• **REQUIREMENT**
From the first line to the last, write out the records exactly, leaving out images.

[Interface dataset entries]

= = = = = = =

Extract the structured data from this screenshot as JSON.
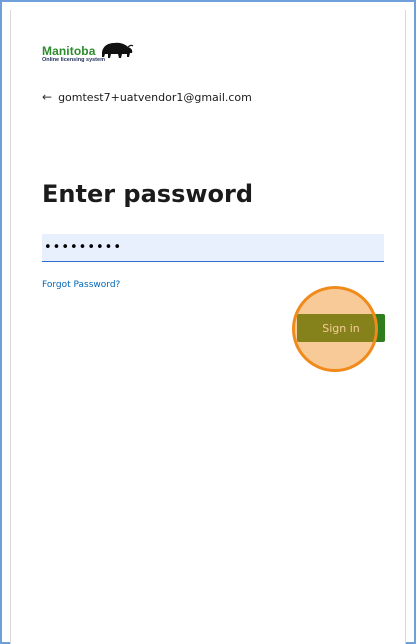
{
  "brand": {
    "name": "Manitoba",
    "tagline": "Online licensing system",
    "logo_icon": "bison-icon",
    "brand_color": "#2e8b2e"
  },
  "account": {
    "back_icon": "arrow-left-icon",
    "email": "gomtest7+uatvendor1@gmail.com"
  },
  "form": {
    "heading": "Enter password",
    "password_value": "•••••••••",
    "forgot_link": "Forgot Password?",
    "submit_label": "Sign in",
    "submit_color": "#2f7d1c"
  },
  "overlay": {
    "highlight_color": "#f08a1a"
  }
}
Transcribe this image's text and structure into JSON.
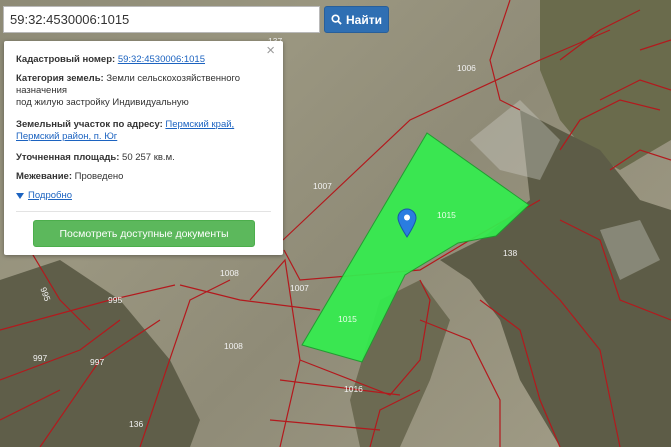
{
  "search": {
    "value": "59:32:4530006:1015",
    "button_label": "Найти"
  },
  "popup": {
    "cadastral_label": "Кадастровый номер:",
    "cadastral_value": "59:32:4530006:1015",
    "category_label": "Категория земель:",
    "category_value_line1": "Земли сельскохозяйственного",
    "category_value_line2": "назначения",
    "category_value_line3": "под жилую застройку Индивидуальную",
    "address_label": "Земельный участок по адресу:",
    "address_value_line1": "Пермский край,",
    "address_value_line2": "Пермский район, п. Юг",
    "area_label": "Уточненная площадь:",
    "area_value": "50 257 кв.м.",
    "survey_label": "Межевание:",
    "survey_value": "Проведено",
    "more_link": "Подробно",
    "docs_button": "Посмотреть доступные документы",
    "close_symbol": "×"
  },
  "map": {
    "parcel_color": "#33ee4e",
    "boundary_color": "#b3191d",
    "marker_color": "#2a7de1",
    "parcel_labels": [
      "1015",
      "1015"
    ],
    "plot_numbers": [
      "1006",
      "1007",
      "1007",
      "1008",
      "1008",
      "1016",
      "995",
      "995",
      "997",
      "997",
      "138",
      "136",
      "137"
    ]
  }
}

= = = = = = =

• **RESULT OF THIS TASK**
Extract the structured data from this screenshot as JSON.
{
  "brand": {
    "name": "Manitoba",
    "tagline": "Online licensing system",
    "logo_icon": "bison-icon",
    "brand_color": "#2e8b2e"
  },
  "account": {
    "back_icon": "arrow-left-icon",
    "email": "gomtest7+uatvendor1@gmail.com"
  },
  "form": {
    "heading": "Enter password",
    "password_value": "•••••••••",
    "forgot_link": "Forgot Password?",
    "submit_label": "Sign in",
    "submit_color": "#2f7d1c"
  },
  "overlay": {
    "highlight_color": "#f08a1a"
  }
}
Transcribe this image's text and structure into JSON.
{
  "search": {
    "value": "59:32:4530006:1015",
    "button_label": "Найти"
  },
  "popup": {
    "cadastral_label": "Кадастровый номер:",
    "cadastral_value": "59:32:4530006:1015",
    "category_label": "Категория земель:",
    "category_value_line1": "Земли сельскохозяйственного",
    "category_value_line2": "назначения",
    "category_value_line3": "под жилую застройку Индивидуальную",
    "address_label": "Земельный участок по адресу:",
    "address_value_line1": "Пермский край,",
    "address_value_line2": "Пермский район, п. Юг",
    "area_label": "Уточненная площадь:",
    "area_value": "50 257 кв.м.",
    "survey_label": "Межевание:",
    "survey_value": "Проведено",
    "more_link": "Подробно",
    "docs_button": "Посмотреть доступные документы",
    "close_symbol": "×"
  },
  "map": {
    "parcel_color": "#33ee4e",
    "boundary_color": "#b3191d",
    "marker_color": "#2a7de1",
    "parcel_labels": [
      "1015",
      "1015"
    ],
    "plot_numbers": [
      "1006",
      "1007",
      "1007",
      "1008",
      "1008",
      "1016",
      "995",
      "995",
      "997",
      "997",
      "138",
      "136",
      "137"
    ]
  }
}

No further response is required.